Congratulations to Conflict Research Society member Professor Kristian Skrede Gleditsch, who is included on the list of “Most Influential Scientific Minds” for 2014. He is the only UK-based political scientist to be listed by this prestigious report compiled by Thomas Reuters. Kristian who is an expert is peace and conflict research is one of the most cited academics in the world, with total of 2,049 citations recorded as of 12 July 2014, and 6 articles have each been cited more than 100 times.
He is one of only 3,200 academics recognised as “influencing the future direction of their fields, and of the world….they are people who are on the cutting edge of their fields. They are performing and publishing work that their peers recognise as vital to the advancement of their science”.
The CRS is calling for applications for the Cedric Smith Prize in 2015. The prize is awarded for the best piece of peace and conflict research by a UK based student (either currently at the pre-degree stage or having passed their PhD no earlier than 1st September 2013).
To apply, candidates are invited to submit a research paper or single (stand-alone) dissertation chapter, along with a 200-word abstract.
The award will be presented at the 2015 CRS conference at the University of Kent.
If you or your students are interested in submitting please contact firstname.lastname@example.org
For more information on the Cedric Smith Prize follow this link here.
The Network of European Peace Scientists (NEPS) announces the 15th Jan Tinbergen European Peace Science Conference. This year the conference is being held at the University of Warwick, 22nd-24th of June 2015.
Any presentations that address issues relating to peace and security are welcome. All abstracts (150-250 words) with a tentative title must be submitted by 8th February 2015.
For more details, find the call of papers link here.
In a recent article published in The Conversation, CRS Council members Dr Kristin Bakke and Dr Govinda Clayton discuss the “Degrade and Destroy” tactics being used by the US-led coalition against ISIS in Syria and Iraq.
They question the viability of the current military strategy and deliberate the possibly of a political solution.
Find the article and join the discussion here.
Peter Emerson (CRS Council Member) recently authored a report for the Scotish Electoral Commision. Below is a summary of his findings.
It was a two-option, yes-or-no vote. Therefore it was all win-or-lose. And therefore the campaign became bitter.
Majority voting, be it simple or weighted, is adversarial. It is, in fact, the oldest and most inaccurate measure of collective opinion ever invented. It measures the very opposite of consensus: so many ‘for’ and so many ‘against’, it measures the degree of dissent. Furthermore, it allows those who set the question to thus dominate the debate. David Cameron thought independence would lose; so he dismissed the idea of a three-option referendum, and dictated the question: “Independence, yes-or-no?” So it was independence or status quo. Then the polls started to show growing support for independence. Cameron panicked; the status quo morphed into devo-max; and, as a consequence, the outcome of the referendum was devo-max. But nobody voted for it (except for a few spoilt votes); it wasn’t even on the ballot paper.
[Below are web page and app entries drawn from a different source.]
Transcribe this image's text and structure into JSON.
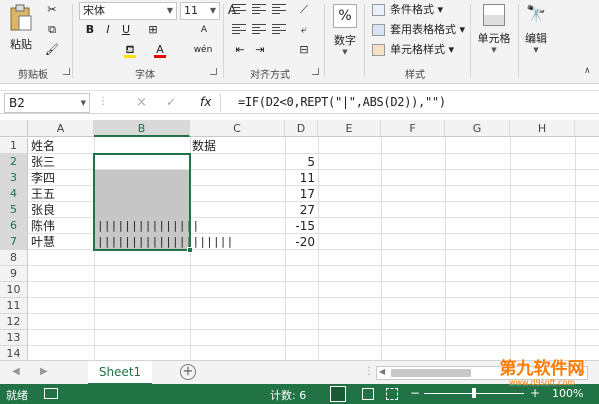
{
  "ribbon": {
    "clipboard": {
      "paste": "粘贴",
      "group": "剪贴板"
    },
    "font": {
      "name": "宋体",
      "size": "11",
      "bold": "B",
      "italic": "I",
      "underline": "U",
      "grow": "A",
      "shrink": "A",
      "wen": "wén",
      "group": "字体",
      "font_color": "A"
    },
    "align": {
      "group": "对齐方式"
    },
    "number": {
      "label": "数字",
      "icon": "%"
    },
    "styles": {
      "cond": "条件格式",
      "table": "套用表格格式",
      "cell": "单元格样式",
      "group": "样式"
    },
    "cells": {
      "label": "单元格"
    },
    "edit": {
      "label": "编辑"
    }
  },
  "formula_bar": {
    "name_box": "B2",
    "cancel": "×",
    "enter": "✓",
    "fx": "fx",
    "formula": "=IF(D2<0,REPT(\"|\",ABS(D2)),\"\")"
  },
  "grid": {
    "columns": [
      "A",
      "B",
      "C",
      "D",
      "E",
      "F",
      "G",
      "H"
    ],
    "rows": [
      "1",
      "2",
      "3",
      "4",
      "5",
      "6",
      "7",
      "8",
      "9",
      "10",
      "11",
      "12",
      "13",
      "14"
    ],
    "cells": {
      "a1": "姓名",
      "c1": "数据",
      "a2": "张三",
      "a3": "李四",
      "a4": "王五",
      "a5": "张良",
      "a6": "陈伟",
      "a7": "叶慧",
      "d2": "5",
      "d3": "11",
      "d4": "17",
      "d5": "27",
      "d6": "-15",
      "d7": "-20",
      "b6": "|||||||||||||||",
      "b7": "||||||||||||||||||||"
    }
  },
  "tabs": {
    "sheet": "Sheet1",
    "add": "+"
  },
  "status": {
    "ready": "就绪",
    "count": "计数: 6",
    "zoom": "100%"
  },
  "colors": {
    "accent": "#217346",
    "selection_fill": "#c6c6c6"
  },
  "watermark": {
    "text": "第九软件网",
    "url": "www.d9soft.com"
  }
}
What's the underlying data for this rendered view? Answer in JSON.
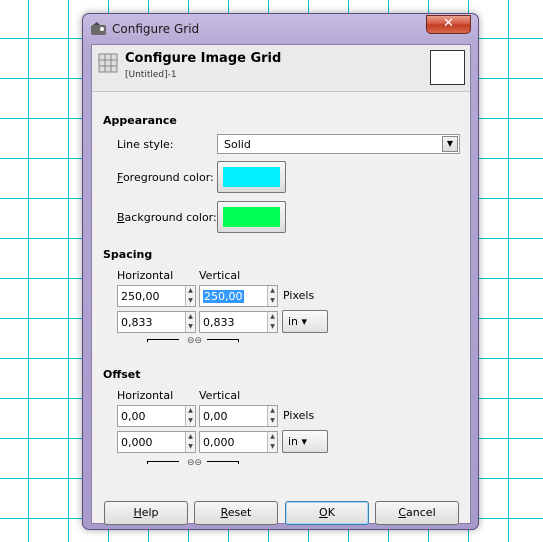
{
  "window": {
    "title": "Configure Grid",
    "close_label": "✕"
  },
  "header": {
    "title": "Configure Image Grid",
    "subtitle": "[Untitled]-1"
  },
  "appearance": {
    "title": "Appearance",
    "line_style_label": "Line style:",
    "line_style_value": "Solid",
    "fg_label_mn": "F",
    "fg_label_rest": "oreground color:",
    "fg_color": "#00f0ff",
    "bg_label_mn": "B",
    "bg_label_rest": "ackground color:",
    "bg_color": "#00ff55"
  },
  "spacing": {
    "title": "Spacing",
    "h_label": "Horizontal",
    "v_label": "Vertical",
    "h_pixels": "250,00",
    "v_pixels": "250,00",
    "pixels_label": "Pixels",
    "h_inches": "0,833",
    "v_inches": "0,833",
    "unit": "in"
  },
  "offset": {
    "title": "Offset",
    "h_label": "Horizontal",
    "v_label": "Vertical",
    "h_pixels": "0,00",
    "v_pixels": "0,00",
    "pixels_label": "Pixels",
    "h_inches": "0,000",
    "v_inches": "0,000",
    "unit": "in"
  },
  "buttons": {
    "help_mn": "H",
    "help_rest": "elp",
    "reset_mn": "R",
    "reset_rest": "eset",
    "ok_mn": "O",
    "ok_rest": "K",
    "cancel_mn": "C",
    "cancel_rest": "ancel"
  },
  "colors": {
    "grid_line": "#00c4d8",
    "title_bar": "#b3a7d4"
  }
}
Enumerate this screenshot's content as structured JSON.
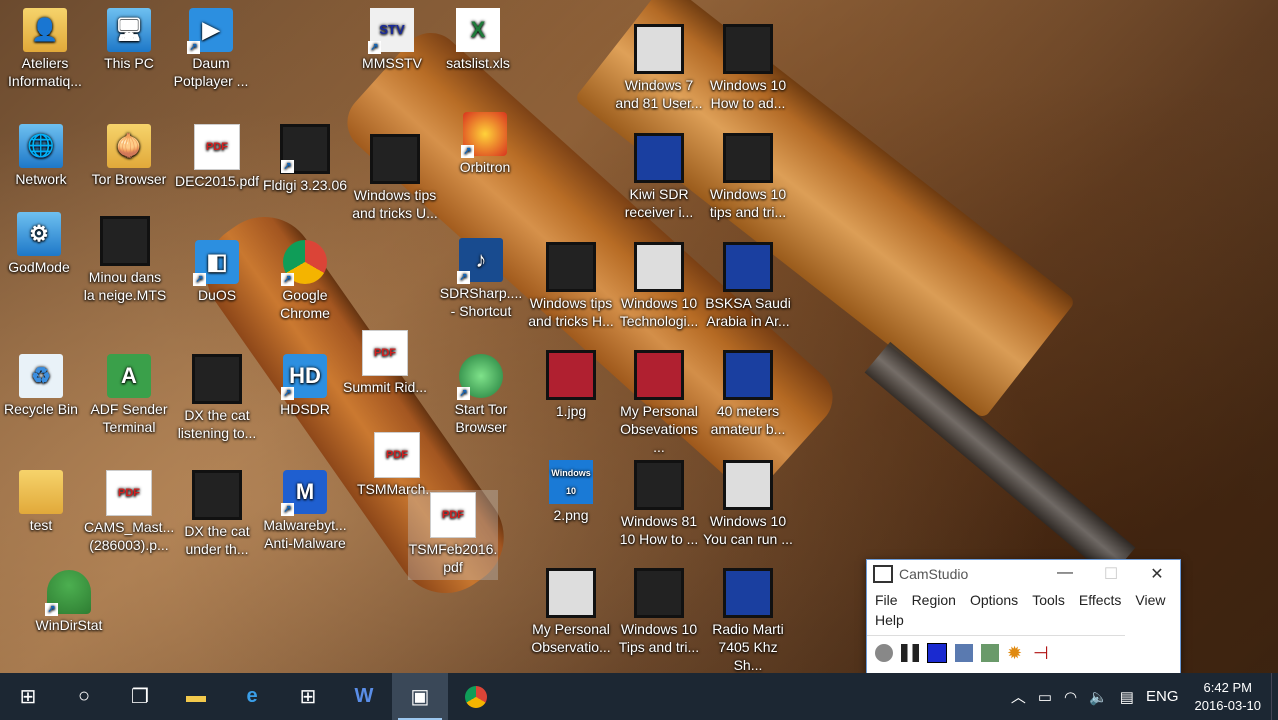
{
  "desktop_icons": [
    {
      "label": "Ateliers\nInformatiq...",
      "icon": "folder-user-icon"
    },
    {
      "label": "This PC",
      "icon": "computer-icon"
    },
    {
      "label": "Daum\nPotplayer ...",
      "icon": "potplayer-icon"
    },
    {
      "label": "MMSSTV",
      "icon": "mmsstv-icon"
    },
    {
      "label": "satslist.xls",
      "icon": "excel-icon"
    },
    {
      "label": "Windows 7\nand 81 User...",
      "icon": "video-icon"
    },
    {
      "label": "Windows 10\nHow to ad...",
      "icon": "video-icon"
    },
    {
      "label": "Network",
      "icon": "network-icon"
    },
    {
      "label": "Tor Browser",
      "icon": "tor-icon"
    },
    {
      "label": "DEC2015.pdf",
      "icon": "pdf-icon"
    },
    {
      "label": "Fldigi 3.23.06",
      "icon": "fldigi-icon"
    },
    {
      "label": "Windows tips\nand tricks U...",
      "icon": "video-icon"
    },
    {
      "label": "Orbitron",
      "icon": "orbitron-icon"
    },
    {
      "label": "Kiwi SDR\nreceiver i...",
      "icon": "video-icon"
    },
    {
      "label": "Windows 10\ntips and tri...",
      "icon": "video-icon"
    },
    {
      "label": "GodMode",
      "icon": "control-panel-icon"
    },
    {
      "label": "Minou dans\nla neige.MTS",
      "icon": "video-icon"
    },
    {
      "label": "DuOS",
      "icon": "duos-icon"
    },
    {
      "label": "Google\nChrome",
      "icon": "chrome-icon"
    },
    {
      "label": "SDRSharp....\n- Shortcut",
      "icon": "sdrsharp-icon"
    },
    {
      "label": "Windows tips\nand tricks H...",
      "icon": "video-icon"
    },
    {
      "label": "Windows 10\nTechnologi...",
      "icon": "video-icon"
    },
    {
      "label": "BSKSA Saudi\nArabia in Ar...",
      "icon": "video-icon"
    },
    {
      "label": "Recycle Bin",
      "icon": "recycle-bin-icon"
    },
    {
      "label": "ADF Sender\nTerminal",
      "icon": "adf-icon"
    },
    {
      "label": "DX the cat\nlistening to...",
      "icon": "video-icon"
    },
    {
      "label": "HDSDR",
      "icon": "hdsdr-icon"
    },
    {
      "label": "Summit Rid...",
      "icon": "pdf-icon"
    },
    {
      "label": "Start Tor\nBrowser",
      "icon": "globe-icon"
    },
    {
      "label": "1.jpg",
      "icon": "image-icon"
    },
    {
      "label": "My Personal\nObsevations ...",
      "icon": "video-icon"
    },
    {
      "label": "40 meters\namateur b...",
      "icon": "video-icon"
    },
    {
      "label": "TSMMarch...",
      "icon": "pdf-icon"
    },
    {
      "label": "test",
      "icon": "folder-icon"
    },
    {
      "label": "CAMS_Mast...\n(286003).p...",
      "icon": "pdf-icon"
    },
    {
      "label": "DX the cat\nunder th...",
      "icon": "video-icon"
    },
    {
      "label": "Malwarebyt...\nAnti-Malware",
      "icon": "malwarebytes-icon"
    },
    {
      "label": "TSMFeb2016.\npdf",
      "icon": "pdf-icon"
    },
    {
      "label": "2.png",
      "icon": "image-icon"
    },
    {
      "label": "Windows 81\n10 How to ...",
      "icon": "video-icon"
    },
    {
      "label": "Windows 10\nYou can run ...",
      "icon": "video-icon"
    },
    {
      "label": "WinDirStat",
      "icon": "windirstat-icon"
    },
    {
      "label": "My Personal\nObservatio...",
      "icon": "video-icon"
    },
    {
      "label": "Windows 10\nTips and tri...",
      "icon": "video-icon"
    },
    {
      "label": "Radio Marti\n7405 Khz Sh...",
      "icon": "video-icon"
    }
  ],
  "camstudio": {
    "title": "CamStudio",
    "menu": [
      "File",
      "Region",
      "Options",
      "Tools",
      "Effects",
      "View",
      "Help"
    ]
  },
  "taskbar": {
    "language": "ENG",
    "time": "6:42 PM",
    "date": "2016-03-10"
  }
}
In a word, majority voting prompts or exacerbates conflicts, whereas – as shown in a 6-option survey undertaken by the de Borda Institute – multi-option preference voting can be the very catalyst of consensus. It’s all here.